Big bucks -- and big names -- fuel a new crop of websites. But do they deliver?
There were two booms in 1999: hip-hop and MP3. No surprise, then, to see the recent onslaught of new hip-hop sites, including AKA.com, Rapstation.com, Mjuice.com, Y2G.com, Hookt.com (due this month), and Def Jam founder Russell Simmons’ RS1W.com (slated for January). So why’d they all wait till now? ”For a long time,” says Mjuice founder Arnold Brown, ”the analysis went, ‘Hip-hop is targeted at black people, black people don’t have money, black people don’t have computers, black people aren’t online.”’ Regardless of who listens to hip-hop and who goes online, fear of a black planet now seems to have become awareness of a global market. A look at the first new sites to go live:
SLOGAN: The Hip Hop Network Through name-brand partnerships, AKA.com provides news, reviews, interviews, chats, free Web mail, and downloadable music and videos—with a handy hip-hop-specific search engine topping it all off. Unfortunately, you’ll have no idea how sections like AKA Hitlist and MP3 Hitlist differ from one another unless you dive in and discover that one delivers RealAudio streams, and one takes you to content at affiliated sites. B+

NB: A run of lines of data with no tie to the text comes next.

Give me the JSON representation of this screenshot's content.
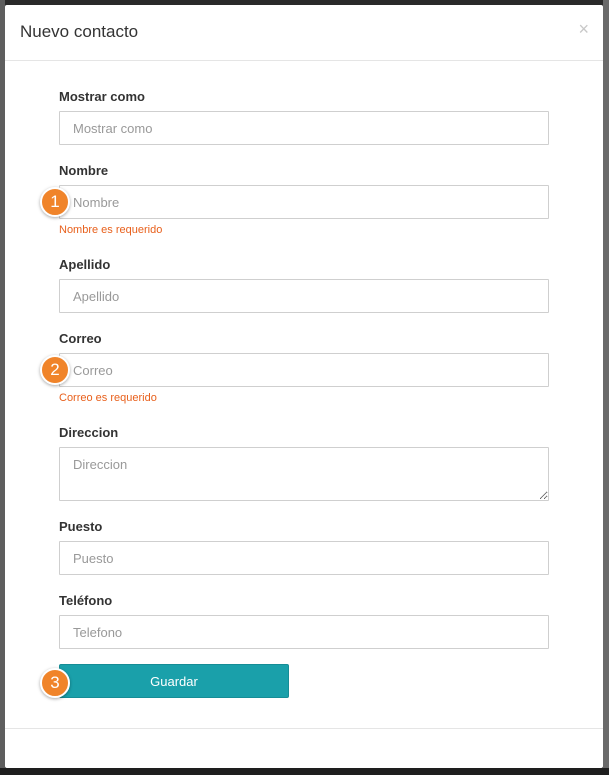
{
  "modal": {
    "title": "Nuevo contacto",
    "close_label": "×"
  },
  "form": {
    "display_as": {
      "label": "Mostrar como",
      "placeholder": "Mostrar como",
      "value": ""
    },
    "first_name": {
      "label": "Nombre",
      "placeholder": "Nombre",
      "value": "",
      "error": "Nombre es requerido"
    },
    "last_name": {
      "label": "Apellido",
      "placeholder": "Apellido",
      "value": ""
    },
    "email": {
      "label": "Correo",
      "placeholder": "Correo",
      "value": "",
      "error": "Correo es requerido"
    },
    "address": {
      "label": "Direccion",
      "placeholder": "Direccion",
      "value": ""
    },
    "position": {
      "label": "Puesto",
      "placeholder": "Puesto",
      "value": ""
    },
    "phone": {
      "label": "Teléfono",
      "placeholder": "Telefono",
      "value": ""
    },
    "submit_label": "Guardar"
  },
  "markers": [
    "1",
    "2",
    "3"
  ],
  "colors": {
    "accent": "#1aa0aa",
    "error": "#e8601c",
    "marker": "#f0842a"
  }
}
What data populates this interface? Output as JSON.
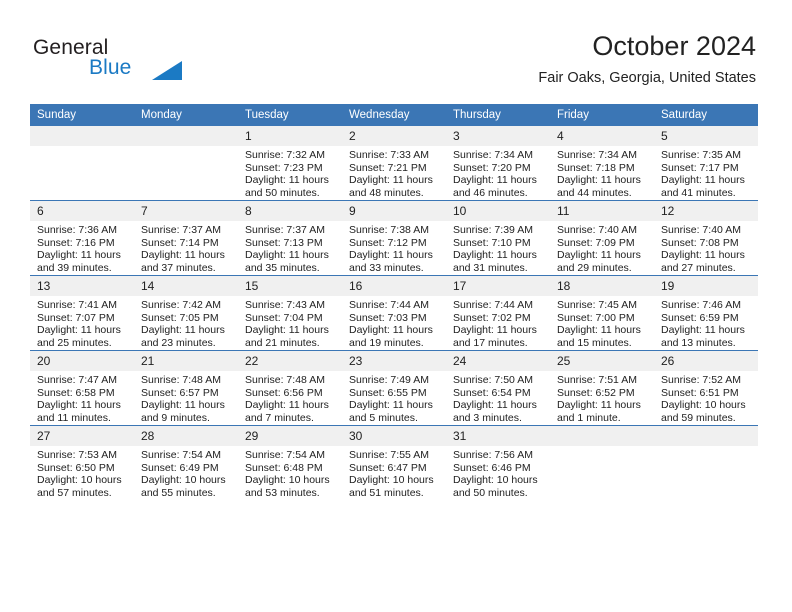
{
  "brand": {
    "name_part1": "General",
    "name_part2": "Blue",
    "logo_color": "#1b7ac4"
  },
  "header": {
    "title": "October 2024",
    "location": "Fair Oaks, Georgia, United States"
  },
  "theme": {
    "header_row_bg": "#3b76b5",
    "date_band_bg": "#f0f0f0",
    "separator": "#3b76b5",
    "text": "#222222"
  },
  "weekday_headers": [
    "Sunday",
    "Monday",
    "Tuesday",
    "Wednesday",
    "Thursday",
    "Friday",
    "Saturday"
  ],
  "labels": {
    "sunrise_prefix": "Sunrise:",
    "sunset_prefix": "Sunset:",
    "daylight_prefix": "Daylight:"
  },
  "weeks": [
    [
      {
        "day": "",
        "blank": true,
        "sunrise": "",
        "sunset": "",
        "daylight_line1": "",
        "daylight_line2": ""
      },
      {
        "day": "",
        "blank": true,
        "sunrise": "",
        "sunset": "",
        "daylight_line1": "",
        "daylight_line2": ""
      },
      {
        "day": "1",
        "blank": false,
        "sunrise": "Sunrise: 7:32 AM",
        "sunset": "Sunset: 7:23 PM",
        "daylight_line1": "Daylight: 11 hours",
        "daylight_line2": "and 50 minutes."
      },
      {
        "day": "2",
        "blank": false,
        "sunrise": "Sunrise: 7:33 AM",
        "sunset": "Sunset: 7:21 PM",
        "daylight_line1": "Daylight: 11 hours",
        "daylight_line2": "and 48 minutes."
      },
      {
        "day": "3",
        "blank": false,
        "sunrise": "Sunrise: 7:34 AM",
        "sunset": "Sunset: 7:20 PM",
        "daylight_line1": "Daylight: 11 hours",
        "daylight_line2": "and 46 minutes."
      },
      {
        "day": "4",
        "blank": false,
        "sunrise": "Sunrise: 7:34 AM",
        "sunset": "Sunset: 7:18 PM",
        "daylight_line1": "Daylight: 11 hours",
        "daylight_line2": "and 44 minutes."
      },
      {
        "day": "5",
        "blank": false,
        "sunrise": "Sunrise: 7:35 AM",
        "sunset": "Sunset: 7:17 PM",
        "daylight_line1": "Daylight: 11 hours",
        "daylight_line2": "and 41 minutes."
      }
    ],
    [
      {
        "day": "6",
        "blank": false,
        "sunrise": "Sunrise: 7:36 AM",
        "sunset": "Sunset: 7:16 PM",
        "daylight_line1": "Daylight: 11 hours",
        "daylight_line2": "and 39 minutes."
      },
      {
        "day": "7",
        "blank": false,
        "sunrise": "Sunrise: 7:37 AM",
        "sunset": "Sunset: 7:14 PM",
        "daylight_line1": "Daylight: 11 hours",
        "daylight_line2": "and 37 minutes."
      },
      {
        "day": "8",
        "blank": false,
        "sunrise": "Sunrise: 7:37 AM",
        "sunset": "Sunset: 7:13 PM",
        "daylight_line1": "Daylight: 11 hours",
        "daylight_line2": "and 35 minutes."
      },
      {
        "day": "9",
        "blank": false,
        "sunrise": "Sunrise: 7:38 AM",
        "sunset": "Sunset: 7:12 PM",
        "daylight_line1": "Daylight: 11 hours",
        "daylight_line2": "and 33 minutes."
      },
      {
        "day": "10",
        "blank": false,
        "sunrise": "Sunrise: 7:39 AM",
        "sunset": "Sunset: 7:10 PM",
        "daylight_line1": "Daylight: 11 hours",
        "daylight_line2": "and 31 minutes."
      },
      {
        "day": "11",
        "blank": false,
        "sunrise": "Sunrise: 7:40 AM",
        "sunset": "Sunset: 7:09 PM",
        "daylight_line1": "Daylight: 11 hours",
        "daylight_line2": "and 29 minutes."
      },
      {
        "day": "12",
        "blank": false,
        "sunrise": "Sunrise: 7:40 AM",
        "sunset": "Sunset: 7:08 PM",
        "daylight_line1": "Daylight: 11 hours",
        "daylight_line2": "and 27 minutes."
      }
    ],
    [
      {
        "day": "13",
        "blank": false,
        "sunrise": "Sunrise: 7:41 AM",
        "sunset": "Sunset: 7:07 PM",
        "daylight_line1": "Daylight: 11 hours",
        "daylight_line2": "and 25 minutes."
      },
      {
        "day": "14",
        "blank": false,
        "sunrise": "Sunrise: 7:42 AM",
        "sunset": "Sunset: 7:05 PM",
        "daylight_line1": "Daylight: 11 hours",
        "daylight_line2": "and 23 minutes."
      },
      {
        "day": "15",
        "blank": false,
        "sunrise": "Sunrise: 7:43 AM",
        "sunset": "Sunset: 7:04 PM",
        "daylight_line1": "Daylight: 11 hours",
        "daylight_line2": "and 21 minutes."
      },
      {
        "day": "16",
        "blank": false,
        "sunrise": "Sunrise: 7:44 AM",
        "sunset": "Sunset: 7:03 PM",
        "daylight_line1": "Daylight: 11 hours",
        "daylight_line2": "and 19 minutes."
      },
      {
        "day": "17",
        "blank": false,
        "sunrise": "Sunrise: 7:44 AM",
        "sunset": "Sunset: 7:02 PM",
        "daylight_line1": "Daylight: 11 hours",
        "daylight_line2": "and 17 minutes."
      },
      {
        "day": "18",
        "blank": false,
        "sunrise": "Sunrise: 7:45 AM",
        "sunset": "Sunset: 7:00 PM",
        "daylight_line1": "Daylight: 11 hours",
        "daylight_line2": "and 15 minutes."
      },
      {
        "day": "19",
        "blank": false,
        "sunrise": "Sunrise: 7:46 AM",
        "sunset": "Sunset: 6:59 PM",
        "daylight_line1": "Daylight: 11 hours",
        "daylight_line2": "and 13 minutes."
      }
    ],
    [
      {
        "day": "20",
        "blank": false,
        "sunrise": "Sunrise: 7:47 AM",
        "sunset": "Sunset: 6:58 PM",
        "daylight_line1": "Daylight: 11 hours",
        "daylight_line2": "and 11 minutes."
      },
      {
        "day": "21",
        "blank": false,
        "sunrise": "Sunrise: 7:48 AM",
        "sunset": "Sunset: 6:57 PM",
        "daylight_line1": "Daylight: 11 hours",
        "daylight_line2": "and 9 minutes."
      },
      {
        "day": "22",
        "blank": false,
        "sunrise": "Sunrise: 7:48 AM",
        "sunset": "Sunset: 6:56 PM",
        "daylight_line1": "Daylight: 11 hours",
        "daylight_line2": "and 7 minutes."
      },
      {
        "day": "23",
        "blank": false,
        "sunrise": "Sunrise: 7:49 AM",
        "sunset": "Sunset: 6:55 PM",
        "daylight_line1": "Daylight: 11 hours",
        "daylight_line2": "and 5 minutes."
      },
      {
        "day": "24",
        "blank": false,
        "sunrise": "Sunrise: 7:50 AM",
        "sunset": "Sunset: 6:54 PM",
        "daylight_line1": "Daylight: 11 hours",
        "daylight_line2": "and 3 minutes."
      },
      {
        "day": "25",
        "blank": false,
        "sunrise": "Sunrise: 7:51 AM",
        "sunset": "Sunset: 6:52 PM",
        "daylight_line1": "Daylight: 11 hours",
        "daylight_line2": "and 1 minute."
      },
      {
        "day": "26",
        "blank": false,
        "sunrise": "Sunrise: 7:52 AM",
        "sunset": "Sunset: 6:51 PM",
        "daylight_line1": "Daylight: 10 hours",
        "daylight_line2": "and 59 minutes."
      }
    ],
    [
      {
        "day": "27",
        "blank": false,
        "sunrise": "Sunrise: 7:53 AM",
        "sunset": "Sunset: 6:50 PM",
        "daylight_line1": "Daylight: 10 hours",
        "daylight_line2": "and 57 minutes."
      },
      {
        "day": "28",
        "blank": false,
        "sunrise": "Sunrise: 7:54 AM",
        "sunset": "Sunset: 6:49 PM",
        "daylight_line1": "Daylight: 10 hours",
        "daylight_line2": "and 55 minutes."
      },
      {
        "day": "29",
        "blank": false,
        "sunrise": "Sunrise: 7:54 AM",
        "sunset": "Sunset: 6:48 PM",
        "daylight_line1": "Daylight: 10 hours",
        "daylight_line2": "and 53 minutes."
      },
      {
        "day": "30",
        "blank": false,
        "sunrise": "Sunrise: 7:55 AM",
        "sunset": "Sunset: 6:47 PM",
        "daylight_line1": "Daylight: 10 hours",
        "daylight_line2": "and 51 minutes."
      },
      {
        "day": "31",
        "blank": false,
        "sunrise": "Sunrise: 7:56 AM",
        "sunset": "Sunset: 6:46 PM",
        "daylight_line1": "Daylight: 10 hours",
        "daylight_line2": "and 50 minutes."
      },
      {
        "day": "",
        "blank": true,
        "sunrise": "",
        "sunset": "",
        "daylight_line1": "",
        "daylight_line2": ""
      },
      {
        "day": "",
        "blank": true,
        "sunrise": "",
        "sunset": "",
        "daylight_line1": "",
        "daylight_line2": ""
      }
    ]
  ]
}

SLOGAN: Your Digital Music Destination Mjuice.com doesn’t just want to keep it real, it wants to keep it legal. Founded by a Silicon Valley attorney, the site requires a quick registration before granting fans access to secure downloadable songs—by Puff Daddy, Terror Squad, Pharoahe Monch, and many others. The good news is that many downloads include band bios and album artwork. The bad news: Files come in a proprietary format that works only with the Winamp player. Some songs are free; some cost a buck. And while the tracks aren’t exclusively hip-hop (there’s also rock, electronica, jazz, world, and soul), you can sort the music by genre and then by song title, artist name, or price (to push all the free tracks to the top, for example). One question: Couldn’t they squeeze a little search engine into this Mjuice? B

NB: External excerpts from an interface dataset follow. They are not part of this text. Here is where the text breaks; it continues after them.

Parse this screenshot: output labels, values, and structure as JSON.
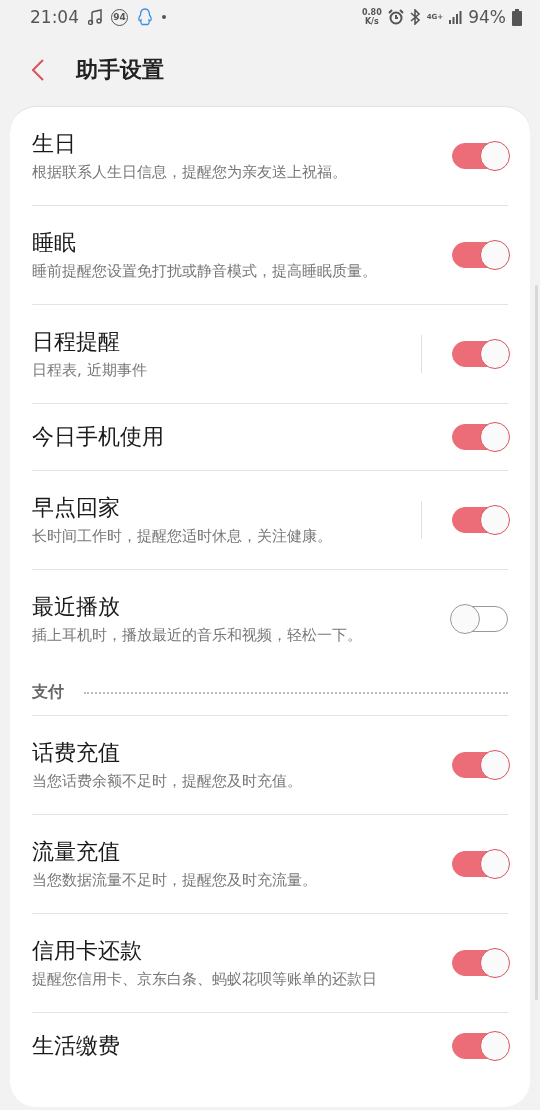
{
  "status_bar": {
    "time": "21:04",
    "notification_badge": "94",
    "net_speed_value": "0.80",
    "net_speed_unit": "K/s",
    "network": "4G+",
    "battery": "94%"
  },
  "header": {
    "title": "助手设置"
  },
  "items": [
    {
      "kind": "toggle",
      "title": "生日",
      "subtitle": "根据联系人生日信息，提醒您为亲友送上祝福。",
      "on": true
    },
    {
      "kind": "toggle",
      "title": "睡眠",
      "subtitle": "睡前提醒您设置免打扰或静音模式，提高睡眠质量。",
      "on": true
    },
    {
      "kind": "toggle_link",
      "title": "日程提醒",
      "subtitle": "日程表, 近期事件",
      "on": true
    },
    {
      "kind": "toggle",
      "title": "今日手机使用",
      "on": true
    },
    {
      "kind": "toggle_link",
      "title": "早点回家",
      "subtitle": "长时间工作时，提醒您适时休息，关注健康。",
      "on": true
    },
    {
      "kind": "toggle",
      "title": "最近播放",
      "subtitle": "插上耳机时，播放最近的音乐和视频，轻松一下。",
      "on": false
    },
    {
      "kind": "section",
      "title": "支付"
    },
    {
      "kind": "toggle",
      "title": "话费充值",
      "subtitle": "当您话费余额不足时，提醒您及时充值。",
      "on": true
    },
    {
      "kind": "toggle",
      "title": "流量充值",
      "subtitle": "当您数据流量不足时，提醒您及时充流量。",
      "on": true
    },
    {
      "kind": "toggle",
      "title": "信用卡还款",
      "subtitle": "提醒您信用卡、京东白条、蚂蚁花呗等账单的还款日",
      "on": true
    },
    {
      "kind": "toggle",
      "title": "生活缴费",
      "on": true
    }
  ]
}
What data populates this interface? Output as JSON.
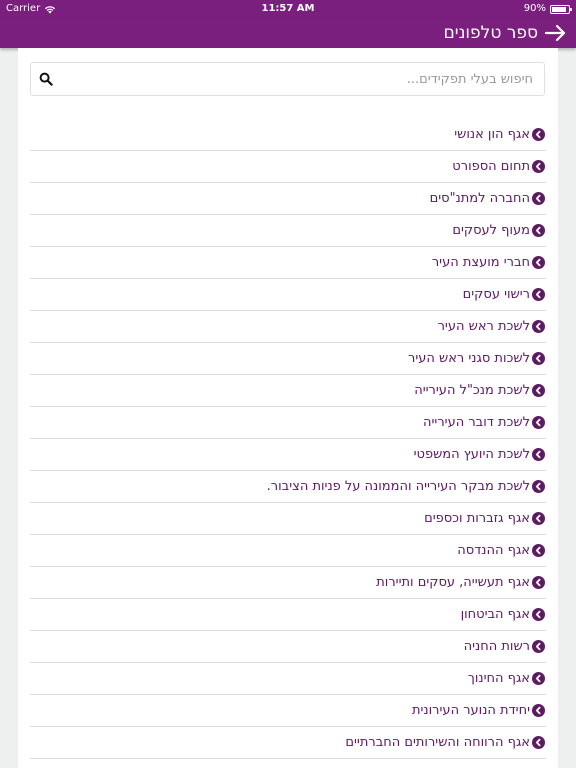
{
  "status_bar": {
    "carrier": "Carrier",
    "time": "11:57 AM",
    "battery_percent": "90%",
    "battery_level": 0.9
  },
  "nav": {
    "title": "ספר טלפונים",
    "back_icon": "arrow-right-icon",
    "color": "#7b1f7f"
  },
  "search": {
    "placeholder": "חיפוש בעלי תפקידים...",
    "value": "",
    "icon": "search-icon"
  },
  "list": {
    "item_color": "#5e1a63",
    "chevron_icon": "chevron-circle-left-icon",
    "items": [
      {
        "label": "אגף הון אנושי"
      },
      {
        "label": "תחום הספורט"
      },
      {
        "label": "החברה למתנ\"סים"
      },
      {
        "label": "מעוף לעסקים"
      },
      {
        "label": "חברי מועצת העיר"
      },
      {
        "label": "רישוי עסקים"
      },
      {
        "label": "לשכת ראש העיר"
      },
      {
        "label": "לשכות סגני ראש העיר"
      },
      {
        "label": "לשכת מנכ\"ל העירייה"
      },
      {
        "label": "לשכת דובר העירייה"
      },
      {
        "label": "לשכת היועץ המשפטי"
      },
      {
        "label": "לשכת מבקר העירייה והממונה על פניות הציבור."
      },
      {
        "label": "אגף גזברות וכספים"
      },
      {
        "label": "אגף ההנדסה"
      },
      {
        "label": "אגף תעשייה, עסקים ותיירות"
      },
      {
        "label": "אגף הביטחון"
      },
      {
        "label": "רשות החניה"
      },
      {
        "label": "אגף החינוך"
      },
      {
        "label": "יחידת הנוער העירונית"
      },
      {
        "label": "אגף הרווחה והשירותים החברתיים"
      }
    ]
  }
}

SLOGAN: The Best of the Life The folks who created FUBU clothing have redirected their ”for us, by us” energies into a lifestyles website for and by hip-hop-friendly Generation Y-ers. Organized into various ”channels,” the site has cast its net as wide as possible by placing investment advice next to sports scores next to profiles of artists like Mos Def. And while some of the easy-branding freebies seem gratuitous—like a Y2G credit card—the Y2G radio player streams an excellent mix of hip-hop/ soul/R&B radio stations like San Francisco’s KMEL and New York’s WBLS. Steering off the music path, there are TV listings courtesy of GIST TV, book sales via Amazon.com, a search function powered by Lycos, and, of course, dope clothes. A-

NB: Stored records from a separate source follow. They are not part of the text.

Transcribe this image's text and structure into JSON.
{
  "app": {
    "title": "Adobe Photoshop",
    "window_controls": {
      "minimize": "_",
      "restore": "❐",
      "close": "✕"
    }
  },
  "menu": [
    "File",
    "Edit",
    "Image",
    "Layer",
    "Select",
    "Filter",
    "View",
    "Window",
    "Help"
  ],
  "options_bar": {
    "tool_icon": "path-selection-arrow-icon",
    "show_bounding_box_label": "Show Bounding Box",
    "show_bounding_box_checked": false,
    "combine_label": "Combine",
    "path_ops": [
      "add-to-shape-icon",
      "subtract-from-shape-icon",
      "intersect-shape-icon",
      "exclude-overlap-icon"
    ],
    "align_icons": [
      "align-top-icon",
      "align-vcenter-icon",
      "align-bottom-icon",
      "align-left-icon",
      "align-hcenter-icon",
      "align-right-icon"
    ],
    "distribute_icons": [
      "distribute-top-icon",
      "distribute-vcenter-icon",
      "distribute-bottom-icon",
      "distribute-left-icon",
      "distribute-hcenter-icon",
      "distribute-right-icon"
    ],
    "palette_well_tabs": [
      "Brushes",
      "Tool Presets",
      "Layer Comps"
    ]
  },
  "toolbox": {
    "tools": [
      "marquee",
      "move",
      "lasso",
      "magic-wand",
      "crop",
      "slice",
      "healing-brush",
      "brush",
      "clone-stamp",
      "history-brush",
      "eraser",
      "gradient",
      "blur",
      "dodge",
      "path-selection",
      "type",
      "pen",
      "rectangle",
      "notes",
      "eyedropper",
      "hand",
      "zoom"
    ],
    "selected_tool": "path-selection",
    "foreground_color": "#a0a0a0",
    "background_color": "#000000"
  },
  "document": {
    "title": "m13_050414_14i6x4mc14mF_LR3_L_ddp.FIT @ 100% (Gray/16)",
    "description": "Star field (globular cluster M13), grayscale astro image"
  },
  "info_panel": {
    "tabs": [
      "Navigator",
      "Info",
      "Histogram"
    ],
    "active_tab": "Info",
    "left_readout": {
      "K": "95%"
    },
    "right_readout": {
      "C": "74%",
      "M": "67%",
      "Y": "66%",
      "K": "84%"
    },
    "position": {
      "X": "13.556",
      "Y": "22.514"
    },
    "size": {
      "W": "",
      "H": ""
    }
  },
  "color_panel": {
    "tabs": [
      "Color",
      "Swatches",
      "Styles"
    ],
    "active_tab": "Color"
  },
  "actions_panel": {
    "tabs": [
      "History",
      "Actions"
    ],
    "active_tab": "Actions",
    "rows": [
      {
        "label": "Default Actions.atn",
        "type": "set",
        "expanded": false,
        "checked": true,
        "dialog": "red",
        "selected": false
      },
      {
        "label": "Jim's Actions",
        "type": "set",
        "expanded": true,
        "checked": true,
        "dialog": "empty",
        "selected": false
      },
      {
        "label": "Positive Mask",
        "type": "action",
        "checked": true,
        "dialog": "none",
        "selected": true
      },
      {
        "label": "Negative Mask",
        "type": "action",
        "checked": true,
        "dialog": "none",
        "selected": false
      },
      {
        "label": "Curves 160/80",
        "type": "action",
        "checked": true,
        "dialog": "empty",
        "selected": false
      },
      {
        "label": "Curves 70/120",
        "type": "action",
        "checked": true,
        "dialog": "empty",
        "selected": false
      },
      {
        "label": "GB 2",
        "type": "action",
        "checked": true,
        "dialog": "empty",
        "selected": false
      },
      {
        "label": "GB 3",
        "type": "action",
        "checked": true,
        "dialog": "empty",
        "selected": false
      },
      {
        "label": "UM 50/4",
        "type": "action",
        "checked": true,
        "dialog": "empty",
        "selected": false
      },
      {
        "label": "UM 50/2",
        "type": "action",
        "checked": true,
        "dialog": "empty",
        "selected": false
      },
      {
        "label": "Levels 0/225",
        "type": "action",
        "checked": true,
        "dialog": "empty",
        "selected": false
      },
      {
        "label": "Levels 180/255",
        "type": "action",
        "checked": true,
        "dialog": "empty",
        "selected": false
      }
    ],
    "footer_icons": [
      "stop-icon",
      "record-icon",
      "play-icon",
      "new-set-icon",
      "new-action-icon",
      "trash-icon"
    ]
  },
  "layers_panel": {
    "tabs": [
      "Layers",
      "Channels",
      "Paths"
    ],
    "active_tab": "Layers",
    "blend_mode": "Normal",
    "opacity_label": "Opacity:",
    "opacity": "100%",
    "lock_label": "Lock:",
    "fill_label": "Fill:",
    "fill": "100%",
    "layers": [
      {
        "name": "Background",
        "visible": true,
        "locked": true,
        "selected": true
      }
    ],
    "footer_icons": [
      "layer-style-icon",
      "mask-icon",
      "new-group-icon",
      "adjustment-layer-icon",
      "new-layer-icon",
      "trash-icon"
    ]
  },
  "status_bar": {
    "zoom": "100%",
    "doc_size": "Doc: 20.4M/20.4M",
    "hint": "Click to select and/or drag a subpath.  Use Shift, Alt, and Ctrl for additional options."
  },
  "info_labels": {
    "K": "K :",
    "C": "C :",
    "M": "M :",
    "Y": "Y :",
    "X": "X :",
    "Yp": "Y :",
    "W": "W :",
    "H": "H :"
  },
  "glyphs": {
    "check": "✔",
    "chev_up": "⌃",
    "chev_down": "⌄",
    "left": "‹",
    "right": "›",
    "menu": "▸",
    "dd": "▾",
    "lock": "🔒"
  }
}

SLOGAN: Break Free From the Matrix Public Enemy frontman Chuck D became MP3’s poster child when he started post-ing incendiary free songs at http://www.public-enemy.com more than a year ago. With Rapstation.com, he’s embarked on an e-mission to ”empower artists” so they can ”break free and learn about the business of the recording industry.” It’s a cluttered, dizzying, text-heavy destination, but one that’s chockful of columns, celebrity interviews (James Earl Jones on racism), MP3 songs with the usual RealAudio previews (example: Poor Righteous Teachers’ ”Can You Feel It”), streaming radio and video, tour schedules, public forums, and a search engine. As with other leaders of the Web’s new school, Rapstation proves you can fight the power—and still have fun. A-